Second Trimester Nutrition
Generally throughout the three trimesters, many nutrition recommendations remain the same – for instance ensuring that a woman is getting enough protein in her diet (you’re building a baby after all!), and focusing on good sources of carbohydrates and fats. Nevertheless, because certain conditions are more common in the second trimester, here are the nutrients that are especially important during weeks 13-28!
Calcium is the most abundant mineral in the body as it’s mainly found in our bones and teeth. In the second trimester fetal skeletal growth begins, and it’s thought that the fetus takes calcium from the mother’s muscle stores during this time. As the stores deplete, mothers may begin to experience leg cramps, often occurring at night. Calcium has also been shown to be efficacious in reducing the risk of pre-eclampsia. Pre-eclampsia is characterized as gestational hypertension with proteinuria (abnormal quantities of protein found in urine) and hyper-reflexia (overactive reflexes). Some physical symptoms that are seen with pre-eclampsia are headaches, blurred vision, and right upper quadrant pain.
Women are often deficient in iron because of menstruation. Although menstruation is paused during pregnancy, iron is required for hemoglobin, a protein molecule needed for oxygen transport between mom and baby. Because a mother’s blood volume begins to increase in the second trimester, more hemoglobin is needed to transport oxygen – thus increasing the need for iron. For women who don’t have an adequate store of iron, they may experience iron-deficiency anemia. A few signs of iron deficiency anemia are skin pallor, fatigue, weakness, and shortness of breath; and can be confirmed with a blood test. When pregnant moms already have a low iron status, they are unable to deliver the required amount of iron to the fetus, and this may result in pre-term delivery, low birth weight and potential developmental delays.

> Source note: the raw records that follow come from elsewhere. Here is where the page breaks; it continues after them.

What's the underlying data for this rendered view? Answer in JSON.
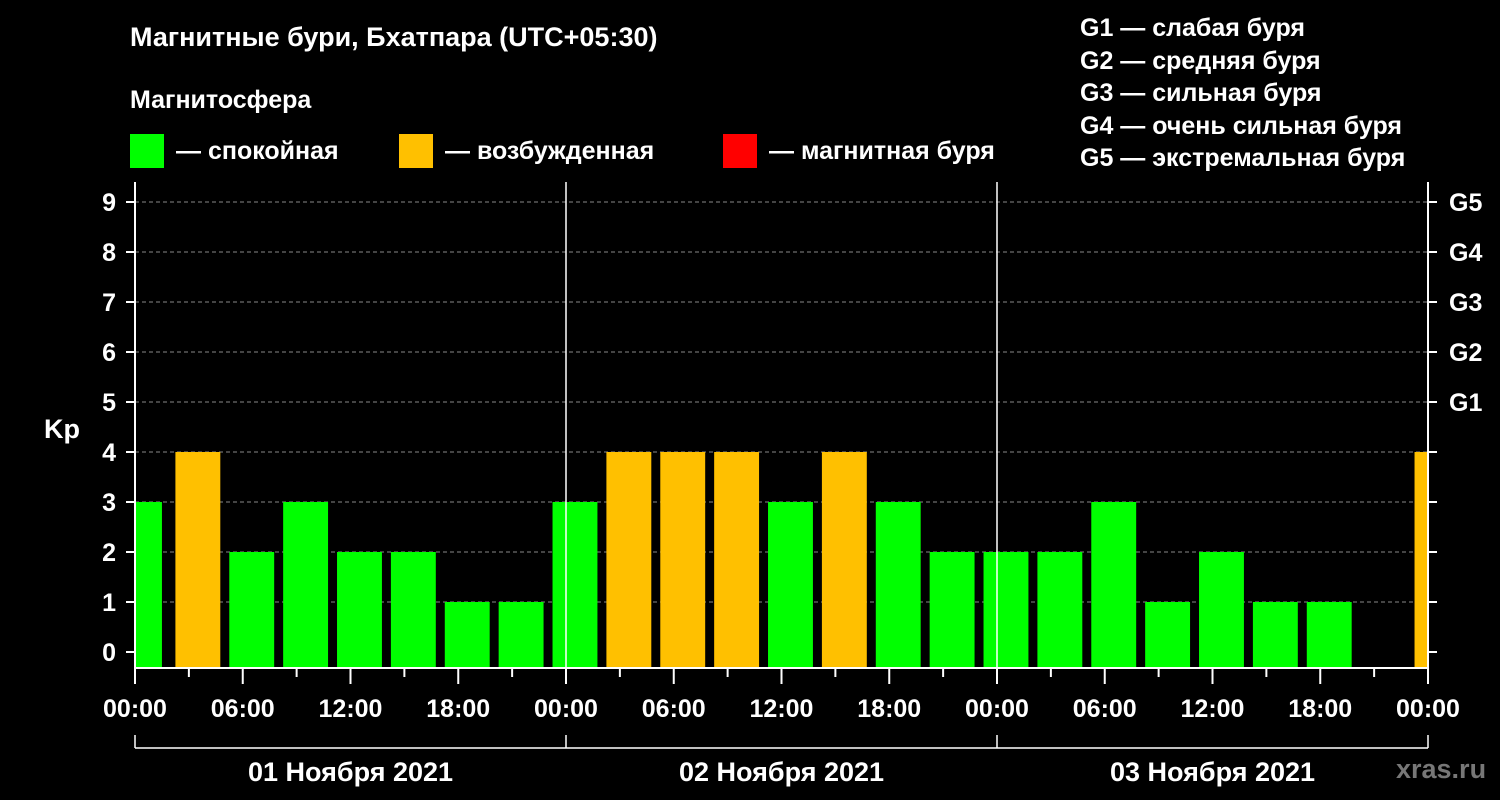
{
  "header": {
    "title": "Магнитные бури, Бхатпара (UTC+05:30)",
    "subtitle": "Магнитосфера"
  },
  "legend": [
    {
      "color": "#00ff00",
      "label": "— спокойная"
    },
    {
      "color": "#ffc000",
      "label": "— возбужденная"
    },
    {
      "color": "#ff0000",
      "label": "— магнитная буря"
    }
  ],
  "storm_levels": [
    "G1 — слабая буря",
    "G2 — средняя буря",
    "G3 — сильная буря",
    "G4 — очень сильная буря",
    "G5 — экстремальная буря"
  ],
  "watermark": "xras.ru",
  "chart_data": {
    "type": "bar",
    "ylabel": "Kp",
    "ylim": [
      0,
      9
    ],
    "yticks": [
      "0",
      "1",
      "2",
      "3",
      "4",
      "5",
      "6",
      "7",
      "8",
      "9"
    ],
    "y2ticks": [
      {
        "kp": 5,
        "label": "G1"
      },
      {
        "kp": 6,
        "label": "G2"
      },
      {
        "kp": 7,
        "label": "G3"
      },
      {
        "kp": 8,
        "label": "G4"
      },
      {
        "kp": 9,
        "label": "G5"
      }
    ],
    "grid": {
      "horizontal": true,
      "style": "dashed"
    },
    "xlim_hours": [
      0,
      72
    ],
    "xticks": [
      {
        "hour": 0,
        "label": "00:00"
      },
      {
        "hour": 6,
        "label": "06:00"
      },
      {
        "hour": 12,
        "label": "12:00"
      },
      {
        "hour": 18,
        "label": "18:00"
      },
      {
        "hour": 24,
        "label": "00:00"
      },
      {
        "hour": 30,
        "label": "06:00"
      },
      {
        "hour": 36,
        "label": "12:00"
      },
      {
        "hour": 42,
        "label": "18:00"
      },
      {
        "hour": 48,
        "label": "00:00"
      },
      {
        "hour": 54,
        "label": "06:00"
      },
      {
        "hour": 60,
        "label": "12:00"
      },
      {
        "hour": 66,
        "label": "18:00"
      },
      {
        "hour": 72,
        "label": "00:00"
      }
    ],
    "days": [
      "01 Ноября 2021",
      "02 Ноября 2021",
      "03 Ноября 2021"
    ],
    "colors": {
      "quiet": "#00ff00",
      "active": "#ffc000",
      "storm": "#ff0000"
    },
    "bars": [
      {
        "start": 0,
        "end": 1.5,
        "kp": 3,
        "level": "quiet"
      },
      {
        "start": 2.25,
        "end": 4.75,
        "kp": 4,
        "level": "active"
      },
      {
        "start": 5.25,
        "end": 7.75,
        "kp": 2,
        "level": "quiet"
      },
      {
        "start": 8.25,
        "end": 10.75,
        "kp": 3,
        "level": "quiet"
      },
      {
        "start": 11.25,
        "end": 13.75,
        "kp": 2,
        "level": "quiet"
      },
      {
        "start": 14.25,
        "end": 16.75,
        "kp": 2,
        "level": "quiet"
      },
      {
        "start": 17.25,
        "end": 19.75,
        "kp": 1,
        "level": "quiet"
      },
      {
        "start": 20.25,
        "end": 22.75,
        "kp": 1,
        "level": "quiet"
      },
      {
        "start": 23.25,
        "end": 25.75,
        "kp": 3,
        "level": "quiet"
      },
      {
        "start": 26.25,
        "end": 28.75,
        "kp": 4,
        "level": "active"
      },
      {
        "start": 29.25,
        "end": 31.75,
        "kp": 4,
        "level": "active"
      },
      {
        "start": 32.25,
        "end": 34.75,
        "kp": 4,
        "level": "active"
      },
      {
        "start": 35.25,
        "end": 37.75,
        "kp": 3,
        "level": "quiet"
      },
      {
        "start": 38.25,
        "end": 40.75,
        "kp": 4,
        "level": "active"
      },
      {
        "start": 41.25,
        "end": 43.75,
        "kp": 3,
        "level": "quiet"
      },
      {
        "start": 44.25,
        "end": 46.75,
        "kp": 2,
        "level": "quiet"
      },
      {
        "start": 47.25,
        "end": 49.75,
        "kp": 2,
        "level": "quiet"
      },
      {
        "start": 50.25,
        "end": 52.75,
        "kp": 2,
        "level": "quiet"
      },
      {
        "start": 53.25,
        "end": 55.75,
        "kp": 3,
        "level": "quiet"
      },
      {
        "start": 56.25,
        "end": 58.75,
        "kp": 1,
        "level": "quiet"
      },
      {
        "start": 59.25,
        "end": 61.75,
        "kp": 2,
        "level": "quiet"
      },
      {
        "start": 62.25,
        "end": 64.75,
        "kp": 1,
        "level": "quiet"
      },
      {
        "start": 65.25,
        "end": 67.75,
        "kp": 1,
        "level": "quiet"
      },
      {
        "start": 71.25,
        "end": 72,
        "kp": 4,
        "level": "active"
      }
    ]
  }
}
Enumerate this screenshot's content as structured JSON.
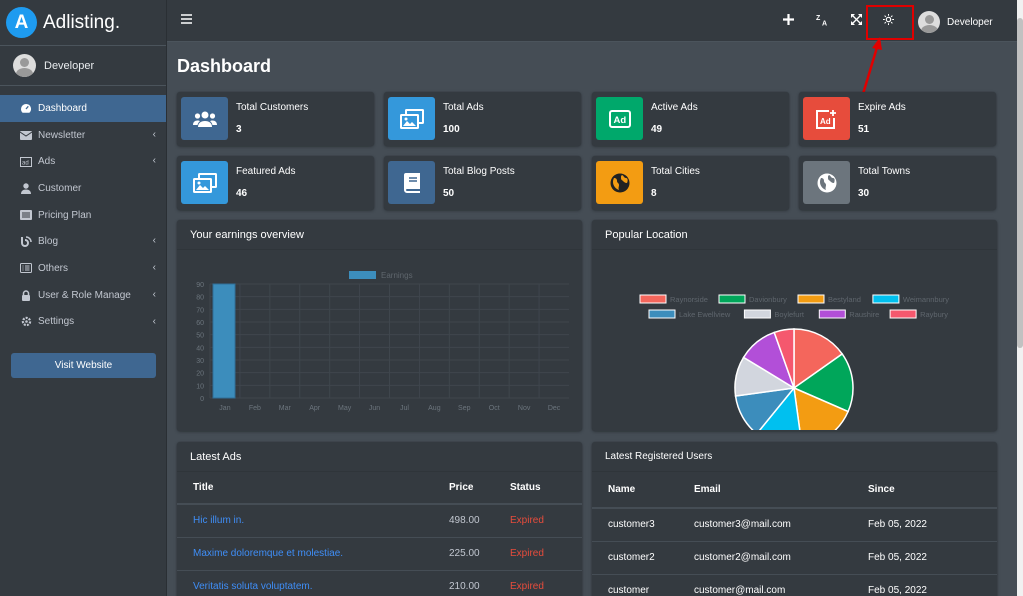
{
  "brand": {
    "logo_letter": "A",
    "name": "Adlisting."
  },
  "sidebar": {
    "user_name": "Developer",
    "items": [
      {
        "label": "Dashboard",
        "icon": "dashboard-icon",
        "active": true,
        "has_caret": false
      },
      {
        "label": "Newsletter",
        "icon": "envelope-icon",
        "active": false,
        "has_caret": true
      },
      {
        "label": "Ads",
        "icon": "ad-icon",
        "active": false,
        "has_caret": true
      },
      {
        "label": "Customer",
        "icon": "user-icon",
        "active": false,
        "has_caret": false
      },
      {
        "label": "Pricing Plan",
        "icon": "list-icon",
        "active": false,
        "has_caret": false
      },
      {
        "label": "Blog",
        "icon": "blog-icon",
        "active": false,
        "has_caret": true
      },
      {
        "label": "Others",
        "icon": "list-alt-icon",
        "active": false,
        "has_caret": true
      },
      {
        "label": "User & Role Manage",
        "icon": "lock-icon",
        "active": false,
        "has_caret": true
      },
      {
        "label": "Settings",
        "icon": "gear-icon",
        "active": false,
        "has_caret": true
      }
    ],
    "visit_button": "Visit Website"
  },
  "topbar": {
    "user_name": "Developer",
    "icons": [
      "menu-icon",
      "plus-icon",
      "translate-icon",
      "expand-icon",
      "theme-toggle-icon"
    ]
  },
  "page": {
    "title": "Dashboard"
  },
  "stats": [
    {
      "label": "Total Customers",
      "value": "3",
      "color": "#3f6791",
      "icon": "users-icon"
    },
    {
      "label": "Total Ads",
      "value": "100",
      "color": "#3498db",
      "icon": "images-icon"
    },
    {
      "label": "Active Ads",
      "value": "49",
      "color": "#00a86b",
      "icon": "ad-icon"
    },
    {
      "label": "Expire Ads",
      "value": "51",
      "color": "#e74c3c",
      "icon": "ad-expire-icon"
    },
    {
      "label": "Featured Ads",
      "value": "46",
      "color": "#3498db",
      "icon": "images-icon"
    },
    {
      "label": "Total Blog Posts",
      "value": "50",
      "color": "#3f6791",
      "icon": "book-icon"
    },
    {
      "label": "Total Cities",
      "value": "8",
      "color": "#f39c12",
      "icon": "globe-icon"
    },
    {
      "label": "Total Towns",
      "value": "30",
      "color": "#6c757d",
      "icon": "globe-icon"
    }
  ],
  "earnings": {
    "title": "Your earnings overview",
    "chart_data": {
      "type": "bar",
      "categories": [
        "Jan",
        "Feb",
        "Mar",
        "Apr",
        "May",
        "Jun",
        "Jul",
        "Aug",
        "Sep",
        "Oct",
        "Nov",
        "Dec"
      ],
      "series": [
        {
          "name": "Earnings",
          "values": [
            90,
            0,
            0,
            0,
            0,
            0,
            0,
            0,
            0,
            0,
            0,
            0
          ]
        }
      ],
      "yticks": [
        "90",
        "80",
        "70",
        "60",
        "50",
        "40",
        "30",
        "20",
        "10",
        "0"
      ],
      "ylim": [
        0,
        90
      ],
      "color": "#3c8dbc"
    }
  },
  "popular_location": {
    "title": "Popular Location",
    "chart_data": {
      "type": "pie",
      "labels": [
        "Raynorside",
        "Davionbury",
        "Bestyland",
        "Weimannbury",
        "Lake Ewellview",
        "Boylefurt",
        "Raushire",
        "Raybury"
      ],
      "values": [
        14,
        15,
        15,
        12,
        11,
        10,
        10,
        5
      ],
      "colors": [
        "#f4665c",
        "#00a65a",
        "#f39c12",
        "#00c0ef",
        "#3c8dbc",
        "#d2d6de",
        "#b24fd8",
        "#f5586e"
      ]
    }
  },
  "latest_ads": {
    "title": "Latest Ads",
    "columns": [
      "Title",
      "Price",
      "Status"
    ],
    "rows": [
      {
        "title": "Hic illum in.",
        "price": "498.00",
        "status": "Expired"
      },
      {
        "title": "Maxime doloremque et molestiae.",
        "price": "225.00",
        "status": "Expired"
      },
      {
        "title": "Veritatis soluta voluptatem.",
        "price": "210.00",
        "status": "Expired"
      }
    ]
  },
  "latest_users": {
    "title": "Latest Registered Users",
    "columns": [
      "Name",
      "Email",
      "Since"
    ],
    "rows": [
      {
        "name": "customer3",
        "email": "customer3@mail.com",
        "since": "Feb 05, 2022"
      },
      {
        "name": "customer2",
        "email": "customer2@mail.com",
        "since": "Feb 05, 2022"
      },
      {
        "name": "customer",
        "email": "customer@mail.com",
        "since": "Feb 05, 2022"
      }
    ]
  }
}
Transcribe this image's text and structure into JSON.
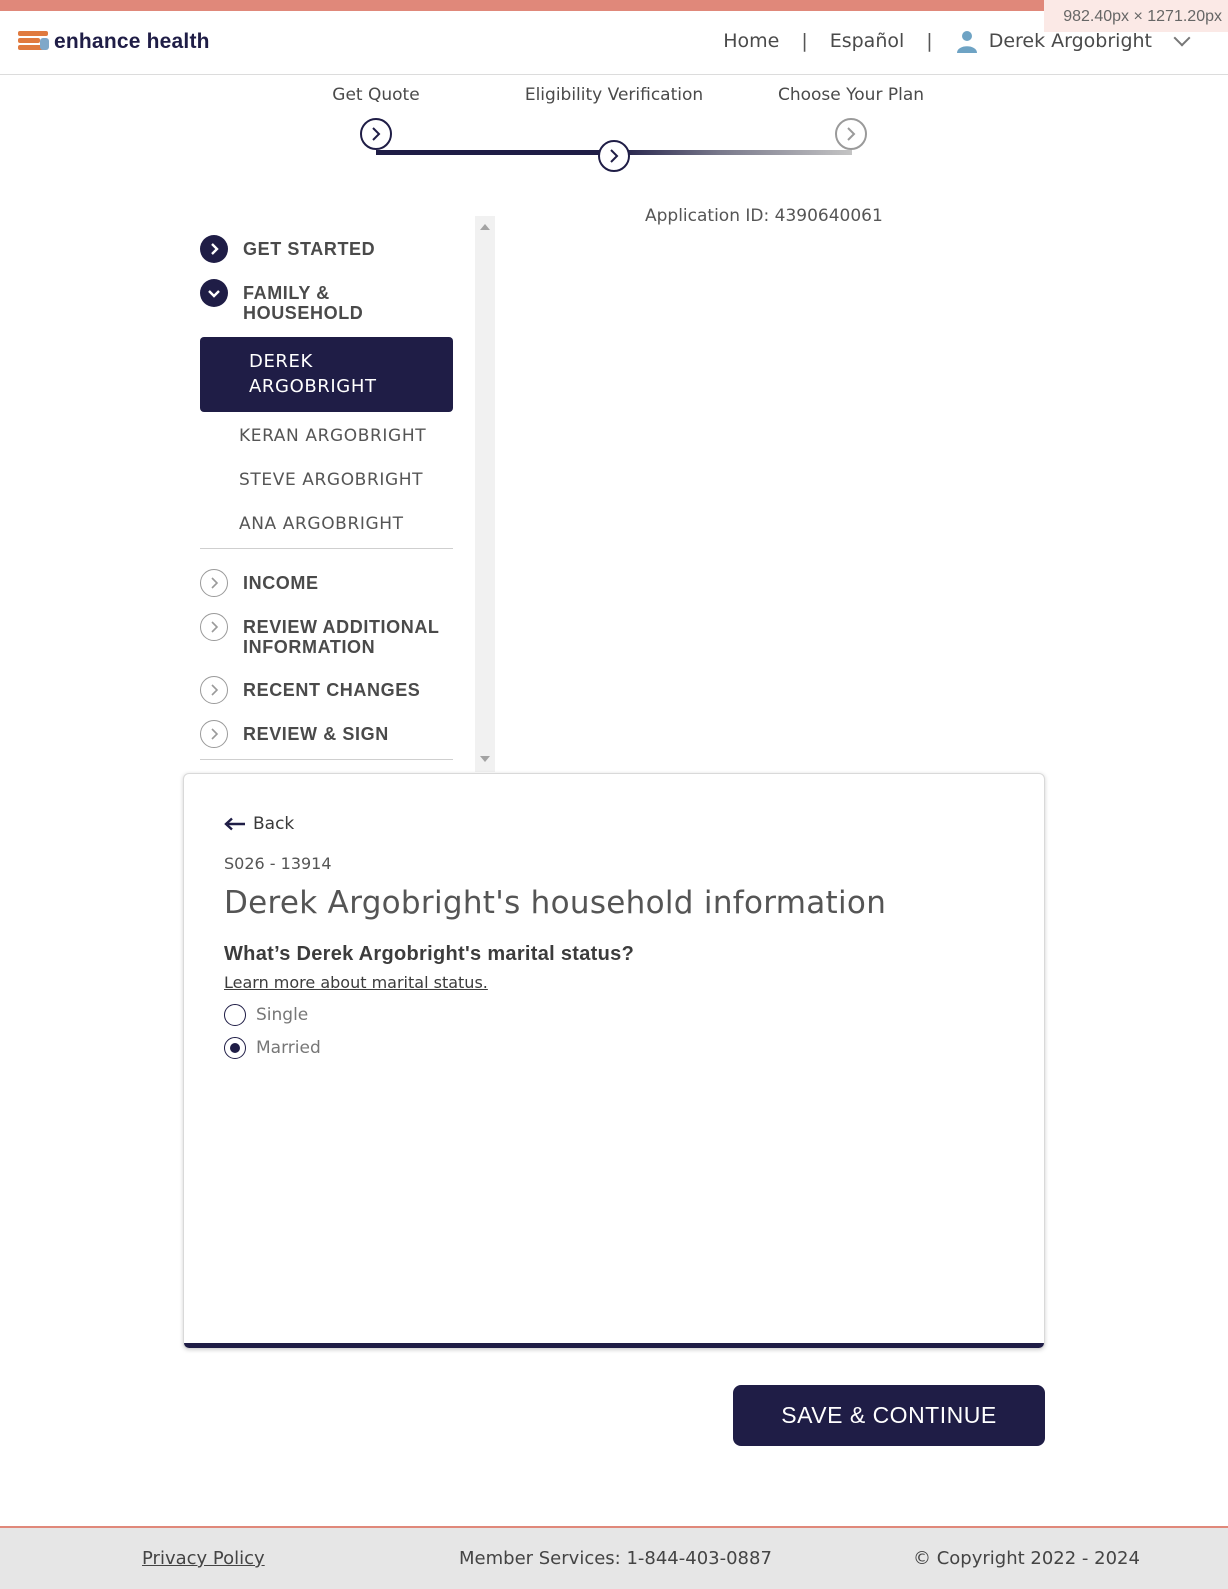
{
  "viewport_label": "982.40px × 1271.20px",
  "brand": {
    "name": "enhance health",
    "accent": "#e0887a",
    "navy": "#1f1d46"
  },
  "nav": {
    "home": "Home",
    "separator": "|",
    "language": "Español",
    "user_name": "Derek Argobright"
  },
  "stepper": {
    "steps": [
      {
        "label": "Get Quote",
        "state": "complete"
      },
      {
        "label": "Eligibility Verification",
        "state": "current"
      },
      {
        "label": "Choose Your Plan",
        "state": "upcoming"
      }
    ]
  },
  "application_id": "Application ID: 4390640061",
  "sidebar": {
    "sections": [
      {
        "label": "GET STARTED",
        "icon": "chevron-right-icon",
        "state": "complete"
      },
      {
        "label": "FAMILY & HOUSEHOLD",
        "icon": "chevron-down-icon",
        "state": "expanded"
      },
      {
        "label": "INCOME",
        "icon": "chevron-right-icon",
        "state": "upcoming"
      },
      {
        "label": "REVIEW ADDITIONAL INFORMATION",
        "icon": "chevron-right-icon",
        "state": "upcoming"
      },
      {
        "label": "RECENT CHANGES",
        "icon": "chevron-right-icon",
        "state": "upcoming"
      },
      {
        "label": "REVIEW & SIGN",
        "icon": "chevron-right-icon",
        "state": "upcoming"
      }
    ],
    "members": [
      {
        "name": "DEREK ARGOBRIGHT",
        "active": true
      },
      {
        "name": "KERAN ARGOBRIGHT",
        "active": false
      },
      {
        "name": "STEVE ARGOBRIGHT",
        "active": false
      },
      {
        "name": "ANA ARGOBRIGHT",
        "active": false
      }
    ]
  },
  "form": {
    "back_label": "Back",
    "screen_code": "S026 - 13914",
    "heading": "Derek Argobright's household information",
    "question": "What’s Derek Argobright's marital status?",
    "learn_more": "Learn more about marital status.",
    "options": [
      {
        "label": "Single",
        "checked": false
      },
      {
        "label": "Married",
        "checked": true
      }
    ],
    "save_label": "SAVE & CONTINUE"
  },
  "footer": {
    "privacy": "Privacy Policy",
    "member_services": "Member Services: 1-844-403-0887",
    "copyright": "© Copyright 2022 - 2024"
  }
}
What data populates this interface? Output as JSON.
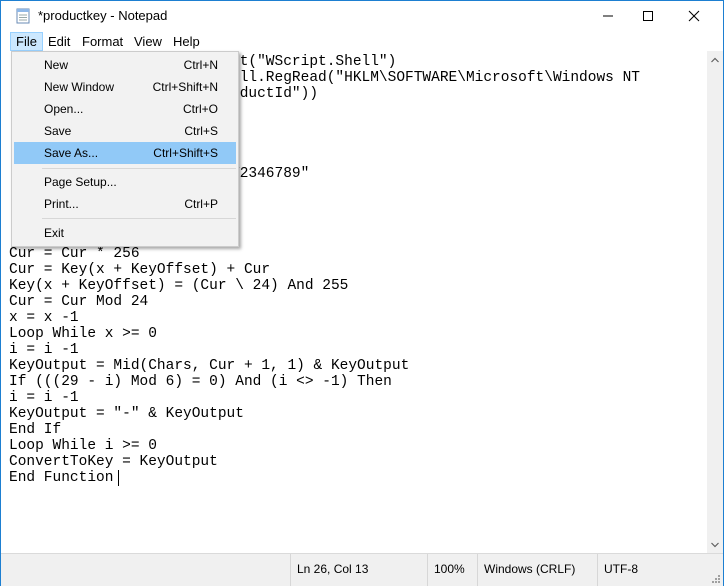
{
  "window": {
    "title": "*productkey - Notepad",
    "controls": {
      "minimize": "minimize",
      "maximize": "maximize",
      "close": "close"
    }
  },
  "menubar": {
    "items": [
      {
        "label": "File",
        "active": true
      },
      {
        "label": "Edit",
        "active": false
      },
      {
        "label": "Format",
        "active": false
      },
      {
        "label": "View",
        "active": false
      },
      {
        "label": "Help",
        "active": false
      }
    ]
  },
  "file_menu": {
    "items": [
      {
        "label": "New",
        "shortcut": "Ctrl+N"
      },
      {
        "label": "New Window",
        "shortcut": "Ctrl+Shift+N"
      },
      {
        "label": "Open...",
        "shortcut": "Ctrl+O"
      },
      {
        "label": "Save",
        "shortcut": "Ctrl+S"
      },
      {
        "label": "Save As...",
        "shortcut": "Ctrl+Shift+S",
        "highlighted": true
      },
      {
        "label": "Page Setup...",
        "shortcut": ""
      },
      {
        "label": "Print...",
        "shortcut": "Ctrl+P"
      },
      {
        "label": "Exit",
        "shortcut": ""
      }
    ]
  },
  "editor": {
    "partial_lines": [
      "ct(\"WScript.Shell\")",
      "ell.RegRead(\"HKLM\\SOFTWARE\\Microsoft\\Windows NT",
      "oductId\"))",
      ")",
      "Y2346789\""
    ],
    "lines": [
      "Cur = Cur * 256",
      "Cur = Key(x + KeyOffset) + Cur",
      "Key(x + KeyOffset) = (Cur \\ 24) And 255",
      "Cur = Cur Mod 24",
      "x = x -1",
      "Loop While x >= 0",
      "i = i -1",
      "KeyOutput = Mid(Chars, Cur + 1, 1) & KeyOutput",
      "If (((29 - i) Mod 6) = 0) And (i <> -1) Then",
      "i = i -1",
      "KeyOutput = \"-\" & KeyOutput",
      "End If",
      "Loop While i >= 0",
      "ConvertToKey = KeyOutput",
      "End Function"
    ]
  },
  "statusbar": {
    "position": "Ln 26, Col 13",
    "zoom": "100%",
    "line_ending": "Windows (CRLF)",
    "encoding": "UTF-8"
  },
  "colors": {
    "accent": "#0a78c8",
    "menu_highlight": "#91c9f7",
    "menu_active": "#cce8ff"
  }
}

Magnesium is a mineral mostly found in bone and soft tissues. It’s required for over 300 chemical reactions in the body, including the reaction for energy production! It’s involved in activity of the brain cells, electrical properties of cell membranes, and cardiac cell function. It also has effects on dilating blood vessels and antispasmodic effects on muscles. Symptoms of magnesium deficiency include insomnia, muscle cramps or twitches, headaches and heart palpitations. In pregnancy, magnesium is important for hypertension, preventing pre-eclampsia, gestational diabetes, and leg cramps.
Lately, there’s been a lot of research about Vitamin D and pregnancy! Vitamin D is a fat-soluble vitamin, mostly obtained from sunlight hitting our bare skin (although can also be found from animal sources). Vitamin D deficiency has different effects on children and adults, but on fetuses it can affect birth weight, pre-term delivery, pre-eclampsia risk, and higher risk of asthma and eczema. More importantly, Vitamin D is associated with immune status, and may help prevent infections from occurring.
If you are experiencing any of the aforementioned conditions and are looking for a holistic approach, visit with a Naturopathic Doctor! NDs will assess your diet to make sure you’re getting the recommended daily intake of each of these nutrients and make diet recommendations if need be!
Before You Go